• **YOUR INSTRUCTIONS**
Copy every record below exactly.

"""

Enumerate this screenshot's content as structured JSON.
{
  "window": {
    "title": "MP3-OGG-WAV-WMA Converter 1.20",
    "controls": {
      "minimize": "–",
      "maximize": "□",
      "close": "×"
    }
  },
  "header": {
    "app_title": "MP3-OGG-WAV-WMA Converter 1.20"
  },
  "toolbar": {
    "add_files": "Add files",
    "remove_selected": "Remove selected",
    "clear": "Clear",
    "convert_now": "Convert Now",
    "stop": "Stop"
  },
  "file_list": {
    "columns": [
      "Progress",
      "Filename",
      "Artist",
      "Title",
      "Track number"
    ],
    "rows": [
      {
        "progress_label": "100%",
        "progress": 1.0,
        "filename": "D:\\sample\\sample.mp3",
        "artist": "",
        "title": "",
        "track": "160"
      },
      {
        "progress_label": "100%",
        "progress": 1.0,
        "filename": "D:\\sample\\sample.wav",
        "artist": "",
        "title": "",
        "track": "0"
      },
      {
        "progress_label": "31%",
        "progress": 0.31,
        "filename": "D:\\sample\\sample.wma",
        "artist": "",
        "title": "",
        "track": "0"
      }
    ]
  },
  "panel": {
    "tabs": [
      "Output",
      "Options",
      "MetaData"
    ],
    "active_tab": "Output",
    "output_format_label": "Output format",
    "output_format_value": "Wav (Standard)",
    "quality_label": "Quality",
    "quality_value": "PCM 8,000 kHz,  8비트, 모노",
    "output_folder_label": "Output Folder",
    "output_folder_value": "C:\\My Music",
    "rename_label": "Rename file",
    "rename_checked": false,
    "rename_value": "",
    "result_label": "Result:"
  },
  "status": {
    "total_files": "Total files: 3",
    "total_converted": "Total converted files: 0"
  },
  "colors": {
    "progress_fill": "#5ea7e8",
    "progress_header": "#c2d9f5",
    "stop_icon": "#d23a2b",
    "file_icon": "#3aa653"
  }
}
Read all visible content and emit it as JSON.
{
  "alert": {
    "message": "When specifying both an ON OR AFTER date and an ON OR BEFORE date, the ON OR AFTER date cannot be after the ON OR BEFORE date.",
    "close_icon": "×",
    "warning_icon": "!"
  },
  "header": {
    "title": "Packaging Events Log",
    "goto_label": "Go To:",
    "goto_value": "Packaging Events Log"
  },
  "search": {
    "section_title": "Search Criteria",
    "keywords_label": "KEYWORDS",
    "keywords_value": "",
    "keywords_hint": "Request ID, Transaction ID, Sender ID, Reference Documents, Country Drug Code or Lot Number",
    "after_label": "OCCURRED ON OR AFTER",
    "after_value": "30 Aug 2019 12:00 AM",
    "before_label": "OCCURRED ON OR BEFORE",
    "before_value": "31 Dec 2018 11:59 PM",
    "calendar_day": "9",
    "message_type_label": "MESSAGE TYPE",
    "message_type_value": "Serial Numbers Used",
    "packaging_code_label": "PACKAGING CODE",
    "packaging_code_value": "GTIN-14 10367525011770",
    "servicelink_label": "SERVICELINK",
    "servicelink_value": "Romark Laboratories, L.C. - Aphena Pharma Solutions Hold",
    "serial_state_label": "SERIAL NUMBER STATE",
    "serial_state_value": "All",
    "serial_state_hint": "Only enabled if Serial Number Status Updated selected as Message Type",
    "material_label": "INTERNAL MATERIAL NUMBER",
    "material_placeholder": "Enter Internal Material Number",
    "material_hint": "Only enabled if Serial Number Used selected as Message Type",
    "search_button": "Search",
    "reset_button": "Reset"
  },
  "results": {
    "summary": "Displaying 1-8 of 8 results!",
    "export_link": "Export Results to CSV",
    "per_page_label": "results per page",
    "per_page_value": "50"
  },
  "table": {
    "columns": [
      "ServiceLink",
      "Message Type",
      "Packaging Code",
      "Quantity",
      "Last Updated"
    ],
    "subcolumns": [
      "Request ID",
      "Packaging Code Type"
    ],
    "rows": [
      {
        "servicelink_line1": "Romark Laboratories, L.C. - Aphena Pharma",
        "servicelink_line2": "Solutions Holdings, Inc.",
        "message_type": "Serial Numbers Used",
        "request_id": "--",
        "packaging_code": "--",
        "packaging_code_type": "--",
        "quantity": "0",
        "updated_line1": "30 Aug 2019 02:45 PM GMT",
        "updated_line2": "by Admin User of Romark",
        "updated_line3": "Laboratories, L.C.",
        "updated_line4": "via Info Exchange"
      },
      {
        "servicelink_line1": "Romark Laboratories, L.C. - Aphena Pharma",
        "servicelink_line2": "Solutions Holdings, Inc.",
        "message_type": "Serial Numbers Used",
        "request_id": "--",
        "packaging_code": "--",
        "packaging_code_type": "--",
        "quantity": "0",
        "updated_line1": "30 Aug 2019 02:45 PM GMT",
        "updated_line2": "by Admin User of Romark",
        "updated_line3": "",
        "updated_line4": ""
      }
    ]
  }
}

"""

• **ANSWER BOX**
Enumerate this screenshot's content as structured JSON.
{
  "window": {
    "title": "MP3-OGG-WAV-WMA Converter 1.20",
    "controls": {
      "minimize": "–",
      "maximize": "□",
      "close": "×"
    }
  },
  "header": {
    "app_title": "MP3-OGG-WAV-WMA Converter 1.20"
  },
  "toolbar": {
    "add_files": "Add files",
    "remove_selected": "Remove selected",
    "clear": "Clear",
    "convert_now": "Convert Now",
    "stop": "Stop"
  },
  "file_list": {
    "columns": [
      "Progress",
      "Filename",
      "Artist",
      "Title",
      "Track number"
    ],
    "rows": [
      {
        "progress_label": "100%",
        "progress": 1.0,
        "filename": "D:\\sample\\sample.mp3",
        "artist": "",
        "title": "",
        "track": "160"
      },
      {
        "progress_label": "100%",
        "progress": 1.0,
        "filename": "D:\\sample\\sample.wav",
        "artist": "",
        "title": "",
        "track": "0"
      },
      {
        "progress_label": "31%",
        "progress": 0.31,
        "filename": "D:\\sample\\sample.wma",
        "artist": "",
        "title": "",
        "track": "0"
      }
    ]
  },
  "panel": {
    "tabs": [
      "Output",
      "Options",
      "MetaData"
    ],
    "active_tab": "Output",
    "output_format_label": "Output format",
    "output_format_value": "Wav (Standard)",
    "quality_label": "Quality",
    "quality_value": "PCM 8,000 kHz,  8비트, 모노",
    "output_folder_label": "Output Folder",
    "output_folder_value": "C:\\My Music",
    "rename_label": "Rename file",
    "rename_checked": false,
    "rename_value": "",
    "result_label": "Result:"
  },
  "status": {
    "total_files": "Total files: 3",
    "total_converted": "Total converted files: 0"
  },
  "colors": {
    "progress_fill": "#5ea7e8",
    "progress_header": "#c2d9f5",
    "stop_icon": "#d23a2b",
    "file_icon": "#3aa653"
  }
}
Read all visible content and emit it as JSON.
{
  "alert": {
    "message": "When specifying both an ON OR AFTER date and an ON OR BEFORE date, the ON OR AFTER date cannot be after the ON OR BEFORE date.",
    "close_icon": "×",
    "warning_icon": "!"
  },
  "header": {
    "title": "Packaging Events Log",
    "goto_label": "Go To:",
    "goto_value": "Packaging Events Log"
  },
  "search": {
    "section_title": "Search Criteria",
    "keywords_label": "KEYWORDS",
    "keywords_value": "",
    "keywords_hint": "Request ID, Transaction ID, Sender ID, Reference Documents, Country Drug Code or Lot Number",
    "after_label": "OCCURRED ON OR AFTER",
    "after_value": "30 Aug 2019 12:00 AM",
    "before_label": "OCCURRED ON OR BEFORE",
    "before_value": "31 Dec 2018 11:59 PM",
    "calendar_day": "9",
    "message_type_label": "MESSAGE TYPE",
    "message_type_value": "Serial Numbers Used",
    "packaging_code_label": "PACKAGING CODE",
    "packaging_code_value": "GTIN-14 10367525011770",
    "servicelink_label": "SERVICELINK",
    "servicelink_value": "Romark Laboratories, L.C. - Aphena Pharma Solutions Hold",
    "serial_state_label": "SERIAL NUMBER STATE",
    "serial_state_value": "All",
    "serial_state_hint": "Only enabled if Serial Number Status Updated selected as Message Type",
    "material_label": "INTERNAL MATERIAL NUMBER",
    "material_placeholder": "Enter Internal Material Number",
    "material_hint": "Only enabled if Serial Number Used selected as Message Type",
    "search_button": "Search",
    "reset_button": "Reset"
  },
  "results": {
    "summary": "Displaying 1-8 of 8 results!",
    "export_link": "Export Results to CSV",
    "per_page_label": "results per page",
    "per_page_value": "50"
  },
  "table": {
    "columns": [
      "ServiceLink",
      "Message Type",
      "Packaging Code",
      "Quantity",
      "Last Updated"
    ],
    "subcolumns": [
      "Request ID",
      "Packaging Code Type"
    ],
    "rows": [
      {
        "servicelink_line1": "Romark Laboratories, L.C. - Aphena Pharma",
        "servicelink_line2": "Solutions Holdings, Inc.",
        "message_type": "Serial Numbers Used",
        "request_id": "--",
        "packaging_code": "--",
        "packaging_code_type": "--",
        "quantity": "0",
        "updated_line1": "30 Aug 2019 02:45 PM GMT",
        "updated_line2": "by Admin User of Romark",
        "updated_line3": "Laboratories, L.C.",
        "updated_line4": "via Info Exchange"
      },
      {
        "servicelink_line1": "Romark Laboratories, L.C. - Aphena Pharma",
        "servicelink_line2": "Solutions Holdings, Inc.",
        "message_type": "Serial Numbers Used",
        "request_id": "--",
        "packaging_code": "--",
        "packaging_code_type": "--",
        "quantity": "0",
        "updated_line1": "30 Aug 2019 02:45 PM GMT",
        "updated_line2": "by Admin User of Romark",
        "updated_line3": "",
        "updated_line4": ""
      }
    ]
  }
}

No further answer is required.